10 years ago on my blog I talked about the fact that cloud and the Internet wouldn’t explode until there was nearly ubiquitous home internet access. That was achieved pretty quickly after I posted that blog (not because of my post, I was responding to a perceived issue). In the last three or so years analysts have proclaimed this the information age. I argue that the information age remains beyond the horizon. Too much data lives on hard drives of people that don’t share today for this to be the information age. We don’t have the tools to get the data to an easily shared and consumed place.

Is information the road block? Again ten years ago I saw that bandwidth was a limiter initially. Now information is the limiter. It is the thing that keeps from full on leaping into the pool that is the information age. We are certainly in the heated dome covering the pool that is the information age. I suspect we are closer to the locker room putting on our information swim suits than we are actually being in the information pool today.

I still can’t access information you don’t share.

So many smart people that got to their expert thrones by keeping information. Information hoarders that share PDF files with nuggets of information locked behind a password. You can’t copy this information without my password. You can’t change this document. You can’t move, touch or manipulate my data.

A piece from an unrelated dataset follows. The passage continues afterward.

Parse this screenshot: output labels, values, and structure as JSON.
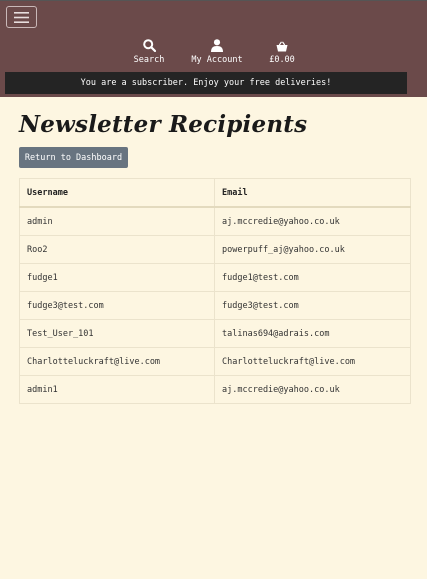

We are the cobbler’s children now, seeing the wonder of the information age (beautiful shoes) but the cobbler cannot afford to make shoes for his children. We see the pool. We feel the warmth of the heated water and we marvel at the quiet still blueness. We wish more than anything to jump in. But the pool that is the information age is still covered with saran wrap. If we jump we will not touch the warm waters of information, we will bounce off to the side and in striking the concrete injure ourselves.

It’s time to share information. From family moments that are left on the Internet as reminders of family moments that happened once. To ideas like the Edison Scale© we have to get things into the pool so we can begin taking the saran wrap off the pool and leap in.

What will change the direction of Cloud? Information. Lack of, need for and ultimately people share their information. Posting it, sharing it and recording it. Making the concept of information hoarding a distant memory that people laugh about as they play Marco Polo in the pool known as the information age!

.doc

Waiting by the side of the pool to get the saran wrap off.